▶ **TASK DIRECTIONS**
Look through the entries below and report every line that has "JSON".

▶ **TASK INPUTS**
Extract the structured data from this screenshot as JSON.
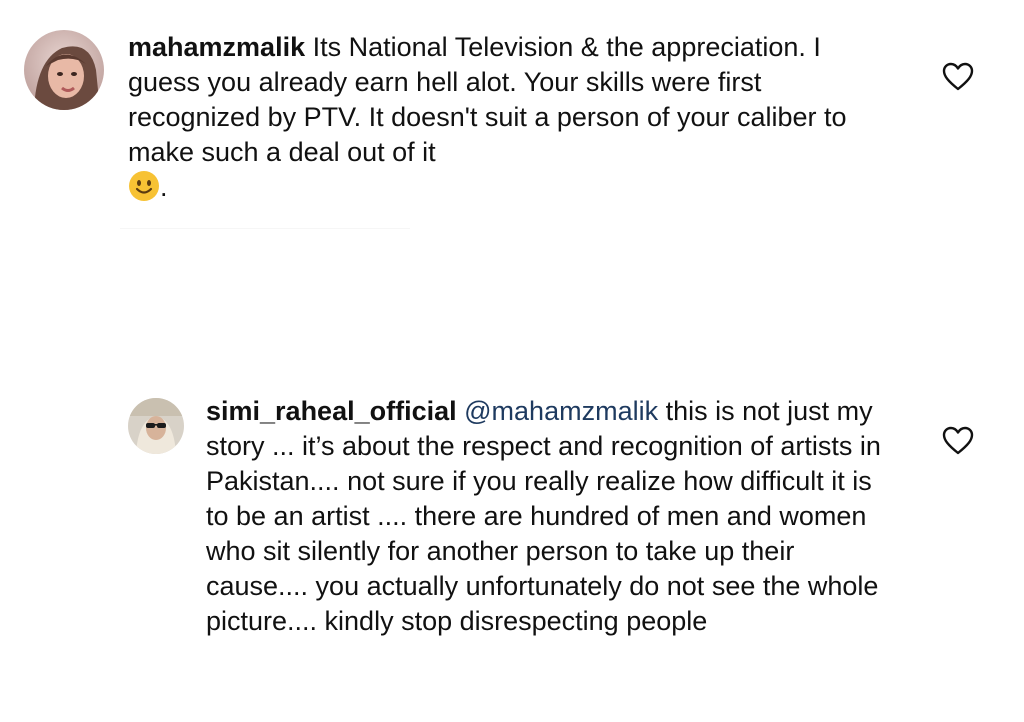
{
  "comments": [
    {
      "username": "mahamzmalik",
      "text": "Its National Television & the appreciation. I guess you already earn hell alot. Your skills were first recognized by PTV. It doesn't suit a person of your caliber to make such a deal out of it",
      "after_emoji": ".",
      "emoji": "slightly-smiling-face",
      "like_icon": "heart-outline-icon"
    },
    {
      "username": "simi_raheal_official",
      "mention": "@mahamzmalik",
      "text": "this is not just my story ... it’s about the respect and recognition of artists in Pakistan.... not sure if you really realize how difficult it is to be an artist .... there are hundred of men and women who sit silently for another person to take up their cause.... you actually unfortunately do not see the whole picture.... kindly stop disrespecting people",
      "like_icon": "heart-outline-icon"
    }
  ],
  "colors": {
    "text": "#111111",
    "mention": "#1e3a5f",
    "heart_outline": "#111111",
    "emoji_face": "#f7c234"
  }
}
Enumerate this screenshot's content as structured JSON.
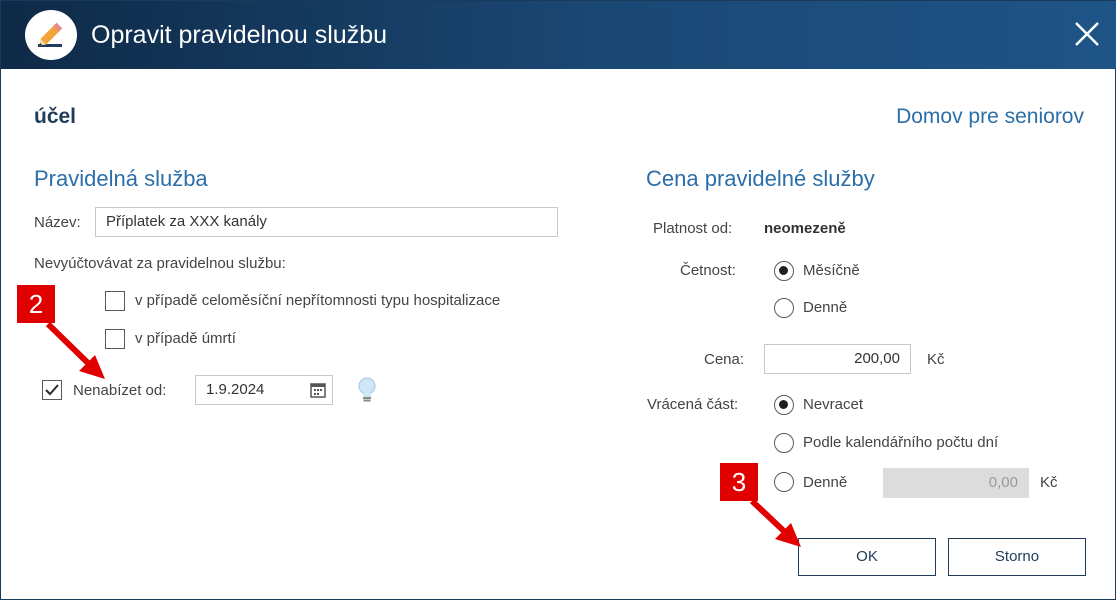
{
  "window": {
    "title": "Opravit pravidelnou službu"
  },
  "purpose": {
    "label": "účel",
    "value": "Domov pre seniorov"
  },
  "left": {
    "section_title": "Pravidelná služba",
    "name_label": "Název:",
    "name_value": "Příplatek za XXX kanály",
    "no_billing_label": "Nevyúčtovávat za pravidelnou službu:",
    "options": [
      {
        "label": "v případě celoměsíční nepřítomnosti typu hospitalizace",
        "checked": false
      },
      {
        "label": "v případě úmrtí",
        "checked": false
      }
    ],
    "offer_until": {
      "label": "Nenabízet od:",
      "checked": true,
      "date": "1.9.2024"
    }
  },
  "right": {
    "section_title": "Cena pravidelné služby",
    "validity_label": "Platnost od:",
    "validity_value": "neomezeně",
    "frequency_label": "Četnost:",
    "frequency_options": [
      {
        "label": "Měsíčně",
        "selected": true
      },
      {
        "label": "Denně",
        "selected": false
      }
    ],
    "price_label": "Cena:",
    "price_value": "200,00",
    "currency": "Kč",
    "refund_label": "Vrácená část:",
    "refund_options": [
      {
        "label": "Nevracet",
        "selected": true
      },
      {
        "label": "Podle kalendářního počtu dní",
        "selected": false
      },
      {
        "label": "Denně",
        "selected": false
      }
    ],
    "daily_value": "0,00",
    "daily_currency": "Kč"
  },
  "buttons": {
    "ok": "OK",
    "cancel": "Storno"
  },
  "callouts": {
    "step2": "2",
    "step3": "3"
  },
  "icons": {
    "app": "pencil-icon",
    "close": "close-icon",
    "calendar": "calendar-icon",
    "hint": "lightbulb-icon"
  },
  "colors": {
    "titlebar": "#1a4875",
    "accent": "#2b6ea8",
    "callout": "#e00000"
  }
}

▶ **RESULT FOR THIS TASK**
Extract the structured data from this screenshot as JSON.
Enumerate this screenshot's content as structured JSON.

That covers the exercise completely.